== Data records ==

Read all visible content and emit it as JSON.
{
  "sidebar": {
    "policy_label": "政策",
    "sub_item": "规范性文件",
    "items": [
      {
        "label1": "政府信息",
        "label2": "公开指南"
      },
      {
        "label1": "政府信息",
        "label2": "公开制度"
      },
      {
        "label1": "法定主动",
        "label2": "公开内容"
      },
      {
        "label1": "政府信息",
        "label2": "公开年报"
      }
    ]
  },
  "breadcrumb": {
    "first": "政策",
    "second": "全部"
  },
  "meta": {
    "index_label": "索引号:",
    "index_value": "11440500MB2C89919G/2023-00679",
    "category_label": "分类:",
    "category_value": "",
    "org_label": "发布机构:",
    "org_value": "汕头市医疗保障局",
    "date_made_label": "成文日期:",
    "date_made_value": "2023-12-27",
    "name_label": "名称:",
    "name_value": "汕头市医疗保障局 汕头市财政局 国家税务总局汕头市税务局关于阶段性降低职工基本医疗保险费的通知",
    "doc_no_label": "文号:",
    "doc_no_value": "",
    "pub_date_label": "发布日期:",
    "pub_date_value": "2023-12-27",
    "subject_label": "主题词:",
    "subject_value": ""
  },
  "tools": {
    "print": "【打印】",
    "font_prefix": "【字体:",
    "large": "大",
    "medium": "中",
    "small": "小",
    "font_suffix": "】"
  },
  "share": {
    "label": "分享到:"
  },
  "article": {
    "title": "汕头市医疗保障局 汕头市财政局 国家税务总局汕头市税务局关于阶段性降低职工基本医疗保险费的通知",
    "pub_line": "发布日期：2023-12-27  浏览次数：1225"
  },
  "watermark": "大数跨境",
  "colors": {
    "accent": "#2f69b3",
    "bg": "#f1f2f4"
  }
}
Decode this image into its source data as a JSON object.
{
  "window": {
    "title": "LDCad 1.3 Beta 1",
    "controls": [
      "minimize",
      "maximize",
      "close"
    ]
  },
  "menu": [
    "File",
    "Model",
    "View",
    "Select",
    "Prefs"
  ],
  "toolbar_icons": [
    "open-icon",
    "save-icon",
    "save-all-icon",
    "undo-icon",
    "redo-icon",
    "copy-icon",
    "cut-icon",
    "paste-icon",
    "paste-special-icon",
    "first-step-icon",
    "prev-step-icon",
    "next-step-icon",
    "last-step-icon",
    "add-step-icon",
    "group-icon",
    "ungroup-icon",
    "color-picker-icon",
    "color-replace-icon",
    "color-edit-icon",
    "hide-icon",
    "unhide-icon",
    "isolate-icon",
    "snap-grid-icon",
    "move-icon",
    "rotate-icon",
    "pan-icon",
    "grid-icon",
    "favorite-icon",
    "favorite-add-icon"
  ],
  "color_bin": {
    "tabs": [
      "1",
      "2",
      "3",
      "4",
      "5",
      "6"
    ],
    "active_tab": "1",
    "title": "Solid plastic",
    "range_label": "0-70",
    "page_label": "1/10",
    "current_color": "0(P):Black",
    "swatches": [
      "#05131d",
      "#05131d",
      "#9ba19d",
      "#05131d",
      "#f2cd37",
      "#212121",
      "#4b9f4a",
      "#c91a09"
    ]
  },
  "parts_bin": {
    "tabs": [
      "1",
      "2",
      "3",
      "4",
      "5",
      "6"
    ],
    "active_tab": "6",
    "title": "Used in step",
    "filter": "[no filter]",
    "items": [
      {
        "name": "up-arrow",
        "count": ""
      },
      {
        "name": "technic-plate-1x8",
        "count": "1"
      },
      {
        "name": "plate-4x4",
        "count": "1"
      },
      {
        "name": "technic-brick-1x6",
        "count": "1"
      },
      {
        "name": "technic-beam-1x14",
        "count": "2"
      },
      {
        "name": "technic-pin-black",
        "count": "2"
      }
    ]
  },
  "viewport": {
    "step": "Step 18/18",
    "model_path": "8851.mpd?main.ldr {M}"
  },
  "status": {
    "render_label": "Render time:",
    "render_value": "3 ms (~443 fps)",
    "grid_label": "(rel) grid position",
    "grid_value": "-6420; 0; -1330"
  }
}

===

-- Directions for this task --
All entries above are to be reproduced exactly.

-- Response to this task --
Read all visible content and emit it as JSON.
{
  "sidebar": {
    "policy_label": "政策",
    "sub_item": "规范性文件",
    "items": [
      {
        "label1": "政府信息",
        "label2": "公开指南"
      },
      {
        "label1": "政府信息",
        "label2": "公开制度"
      },
      {
        "label1": "法定主动",
        "label2": "公开内容"
      },
      {
        "label1": "政府信息",
        "label2": "公开年报"
      }
    ]
  },
  "breadcrumb": {
    "first": "政策",
    "second": "全部"
  },
  "meta": {
    "index_label": "索引号:",
    "index_value": "11440500MB2C89919G/2023-00679",
    "category_label": "分类:",
    "category_value": "",
    "org_label": "发布机构:",
    "org_value": "汕头市医疗保障局",
    "date_made_label": "成文日期:",
    "date_made_value": "2023-12-27",
    "name_label": "名称:",
    "name_value": "汕头市医疗保障局 汕头市财政局 国家税务总局汕头市税务局关于阶段性降低职工基本医疗保险费的通知",
    "doc_no_label": "文号:",
    "doc_no_value": "",
    "pub_date_label": "发布日期:",
    "pub_date_value": "2023-12-27",
    "subject_label": "主题词:",
    "subject_value": ""
  },
  "tools": {
    "print": "【打印】",
    "font_prefix": "【字体:",
    "large": "大",
    "medium": "中",
    "small": "小",
    "font_suffix": "】"
  },
  "share": {
    "label": "分享到:"
  },
  "article": {
    "title": "汕头市医疗保障局 汕头市财政局 国家税务总局汕头市税务局关于阶段性降低职工基本医疗保险费的通知",
    "pub_line": "发布日期：2023-12-27  浏览次数：1225"
  },
  "watermark": "大数跨境",
  "colors": {
    "accent": "#2f69b3",
    "bg": "#f1f2f4"
  }
}
Decode this image into its source data as a JSON object.
{
  "window": {
    "title": "LDCad 1.3 Beta 1",
    "controls": [
      "minimize",
      "maximize",
      "close"
    ]
  },
  "menu": [
    "File",
    "Model",
    "View",
    "Select",
    "Prefs"
  ],
  "toolbar_icons": [
    "open-icon",
    "save-icon",
    "save-all-icon",
    "undo-icon",
    "redo-icon",
    "copy-icon",
    "cut-icon",
    "paste-icon",
    "paste-special-icon",
    "first-step-icon",
    "prev-step-icon",
    "next-step-icon",
    "last-step-icon",
    "add-step-icon",
    "group-icon",
    "ungroup-icon",
    "color-picker-icon",
    "color-replace-icon",
    "color-edit-icon",
    "hide-icon",
    "unhide-icon",
    "isolate-icon",
    "snap-grid-icon",
    "move-icon",
    "rotate-icon",
    "pan-icon",
    "grid-icon",
    "favorite-icon",
    "favorite-add-icon"
  ],
  "color_bin": {
    "tabs": [
      "1",
      "2",
      "3",
      "4",
      "5",
      "6"
    ],
    "active_tab": "1",
    "title": "Solid plastic",
    "range_label": "0-70",
    "page_label": "1/10",
    "current_color": "0(P):Black",
    "swatches": [
      "#05131d",
      "#05131d",
      "#9ba19d",
      "#05131d",
      "#f2cd37",
      "#212121",
      "#4b9f4a",
      "#c91a09"
    ]
  },
  "parts_bin": {
    "tabs": [
      "1",
      "2",
      "3",
      "4",
      "5",
      "6"
    ],
    "active_tab": "6",
    "title": "Used in step",
    "filter": "[no filter]",
    "items": [
      {
        "name": "up-arrow",
        "count": ""
      },
      {
        "name": "technic-plate-1x8",
        "count": "1"
      },
      {
        "name": "plate-4x4",
        "count": "1"
      },
      {
        "name": "technic-brick-1x6",
        "count": "1"
      },
      {
        "name": "technic-beam-1x14",
        "count": "2"
      },
      {
        "name": "technic-pin-black",
        "count": "2"
      }
    ]
  },
  "viewport": {
    "step": "Step 18/18",
    "model_path": "8851.mpd?main.ldr {M}"
  },
  "status": {
    "render_label": "Render time:",
    "render_value": "3 ms (~443 fps)",
    "grid_label": "(rel) grid position",
    "grid_value": "-6420; 0; -1330"
  }
}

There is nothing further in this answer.